The world is still trying to make sense of Indonesian policy after Jakarta’s scuffle with Beijing almost a month ago. Benjamin Nathan at the East-West Center attributes the government’s seemingly contradictory maritime security policy to an institutionally weak executive and shifting domestic priorities. Evan Laksmana at The Washington Post instead uses international relations theory to explain Jakarta’s underbalancing as a product of unclear messaging from Beijing and uncertain domestic foreign policy objectives. At the opposite end of the spectrum, Leo Suryadinata argues that the Natuna incident has largely been resolved without harming Indonesia’s national interests.

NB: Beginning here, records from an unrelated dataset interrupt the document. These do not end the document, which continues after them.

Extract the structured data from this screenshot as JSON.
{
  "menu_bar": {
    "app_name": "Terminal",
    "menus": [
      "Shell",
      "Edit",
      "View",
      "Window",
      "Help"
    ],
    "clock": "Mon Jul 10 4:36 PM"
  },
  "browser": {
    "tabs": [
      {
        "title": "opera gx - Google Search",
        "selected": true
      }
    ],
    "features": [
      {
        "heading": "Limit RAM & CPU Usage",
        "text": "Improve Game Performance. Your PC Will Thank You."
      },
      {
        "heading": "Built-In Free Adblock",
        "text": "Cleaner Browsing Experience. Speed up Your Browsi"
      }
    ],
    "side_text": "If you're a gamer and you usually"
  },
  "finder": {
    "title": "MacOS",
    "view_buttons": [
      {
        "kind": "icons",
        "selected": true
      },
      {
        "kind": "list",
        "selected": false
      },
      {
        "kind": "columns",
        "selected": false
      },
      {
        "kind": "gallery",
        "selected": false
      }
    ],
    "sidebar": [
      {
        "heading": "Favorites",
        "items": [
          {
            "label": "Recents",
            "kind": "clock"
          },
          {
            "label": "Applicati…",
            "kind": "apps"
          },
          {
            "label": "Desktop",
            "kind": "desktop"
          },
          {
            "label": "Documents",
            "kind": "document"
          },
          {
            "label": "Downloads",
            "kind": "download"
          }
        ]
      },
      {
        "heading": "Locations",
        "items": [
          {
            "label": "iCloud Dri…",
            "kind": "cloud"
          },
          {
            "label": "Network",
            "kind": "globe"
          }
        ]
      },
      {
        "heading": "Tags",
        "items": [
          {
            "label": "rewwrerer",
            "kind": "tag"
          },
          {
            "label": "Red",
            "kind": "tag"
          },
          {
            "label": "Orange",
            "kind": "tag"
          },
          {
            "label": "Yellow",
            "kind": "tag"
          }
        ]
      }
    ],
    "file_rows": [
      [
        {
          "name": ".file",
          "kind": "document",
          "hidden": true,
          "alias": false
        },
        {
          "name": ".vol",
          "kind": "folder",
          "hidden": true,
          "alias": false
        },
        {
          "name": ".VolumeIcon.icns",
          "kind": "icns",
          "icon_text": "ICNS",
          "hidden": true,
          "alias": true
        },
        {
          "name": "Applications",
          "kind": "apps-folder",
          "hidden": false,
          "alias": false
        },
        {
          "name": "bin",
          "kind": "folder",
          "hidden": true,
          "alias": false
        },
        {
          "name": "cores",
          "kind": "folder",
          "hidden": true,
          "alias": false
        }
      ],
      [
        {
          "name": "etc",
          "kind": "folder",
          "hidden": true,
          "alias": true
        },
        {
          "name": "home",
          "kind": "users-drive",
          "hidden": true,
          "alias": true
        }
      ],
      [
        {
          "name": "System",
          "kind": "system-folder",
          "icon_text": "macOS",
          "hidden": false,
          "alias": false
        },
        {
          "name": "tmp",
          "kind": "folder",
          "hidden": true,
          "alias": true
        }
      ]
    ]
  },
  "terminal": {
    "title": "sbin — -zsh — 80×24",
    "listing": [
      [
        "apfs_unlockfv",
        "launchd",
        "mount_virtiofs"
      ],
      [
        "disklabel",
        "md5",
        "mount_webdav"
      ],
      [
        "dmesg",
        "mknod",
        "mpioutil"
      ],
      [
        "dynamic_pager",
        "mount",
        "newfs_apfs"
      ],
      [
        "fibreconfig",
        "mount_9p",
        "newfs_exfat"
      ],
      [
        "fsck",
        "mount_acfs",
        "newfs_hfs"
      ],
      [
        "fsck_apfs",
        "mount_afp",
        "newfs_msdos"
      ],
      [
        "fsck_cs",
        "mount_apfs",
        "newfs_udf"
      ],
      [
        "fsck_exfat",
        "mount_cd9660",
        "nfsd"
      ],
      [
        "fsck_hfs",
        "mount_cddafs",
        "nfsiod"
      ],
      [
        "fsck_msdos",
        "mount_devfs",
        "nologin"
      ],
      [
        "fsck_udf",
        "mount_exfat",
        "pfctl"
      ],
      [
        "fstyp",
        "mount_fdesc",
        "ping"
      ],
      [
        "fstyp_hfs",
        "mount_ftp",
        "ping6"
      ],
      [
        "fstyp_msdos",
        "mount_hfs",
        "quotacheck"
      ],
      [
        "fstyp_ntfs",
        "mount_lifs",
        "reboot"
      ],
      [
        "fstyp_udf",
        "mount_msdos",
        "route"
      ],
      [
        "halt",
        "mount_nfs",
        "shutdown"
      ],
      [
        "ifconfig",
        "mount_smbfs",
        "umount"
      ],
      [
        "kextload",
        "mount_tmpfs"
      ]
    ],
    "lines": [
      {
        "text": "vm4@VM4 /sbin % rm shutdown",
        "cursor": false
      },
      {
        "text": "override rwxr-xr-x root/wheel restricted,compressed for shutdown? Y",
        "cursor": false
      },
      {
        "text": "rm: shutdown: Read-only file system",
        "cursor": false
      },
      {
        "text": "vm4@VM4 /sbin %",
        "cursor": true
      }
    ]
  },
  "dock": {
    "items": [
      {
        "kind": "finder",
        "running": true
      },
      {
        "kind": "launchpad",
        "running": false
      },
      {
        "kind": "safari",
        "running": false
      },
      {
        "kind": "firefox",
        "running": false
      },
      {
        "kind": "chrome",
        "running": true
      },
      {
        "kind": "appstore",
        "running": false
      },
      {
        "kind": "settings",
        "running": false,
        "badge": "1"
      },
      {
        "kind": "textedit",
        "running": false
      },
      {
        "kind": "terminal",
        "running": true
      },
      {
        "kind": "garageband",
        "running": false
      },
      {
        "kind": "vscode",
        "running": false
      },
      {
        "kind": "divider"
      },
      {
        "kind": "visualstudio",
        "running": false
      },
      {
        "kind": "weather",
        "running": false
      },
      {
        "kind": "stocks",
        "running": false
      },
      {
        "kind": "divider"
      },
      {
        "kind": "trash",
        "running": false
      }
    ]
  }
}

Tokyo’s failed bid for Australia’s new submarine fleet led to considerable soul-searching about Canberra’s South China Sea strategy. Gareth Evans, foreign minister from 1988-1996, at The Australian asserts that the country’s defense white paper is a model for how the world should engage with Beijing. Tom Holcombe at The Interpreter finds that Japanese media are not hung up about the implications of Japan’s failed submarine bid on Sino-Australian relations. Tomohiko Satake at East Asia Forum agrees and projects a robust and sustained bilateral relationship.
Pivoting to Japan, Michael Auslin at AEI applauds Prime Minister Abe for repositioning Tokyo as a key player on the world stage up to and following the G7 summit. A post from The Japan News takes readers in greater detail through the weeds of what this “summit diplomacy” has involved.
India reared its head again after news that China’s naval fleet will conduct military exercises in the eastern Indian Ocean. Antony Clement at Modern Diplomacy projects closer Indo-Australian ties as both countries increase their influence in the region and Indrani Bagchi takes a more specific look at India’s seemingly contradictory positions regarding the South China Sea.
Lastly, no week would be complete without critical analysis of U.S. strategy. Nikolas Gvosdev at The National Interest argues that American naval assets are vastly overstretched and recommends prioritizing resources on essential national interests. Patrick Cronin and Marcel Angliviel de la Beaumelle at The Diplomat provide a South China Sea roadmap for the next president and James Borton explains why the environmental consequences of Chinese land reclamation should be a core concern.
Water Wars is our weekly roundup of the latest news, analysis, and opinions related to ongoing tensions in the South and East China Seas. Please feel free to email Chris Mirasola with breaking news or relevant documents.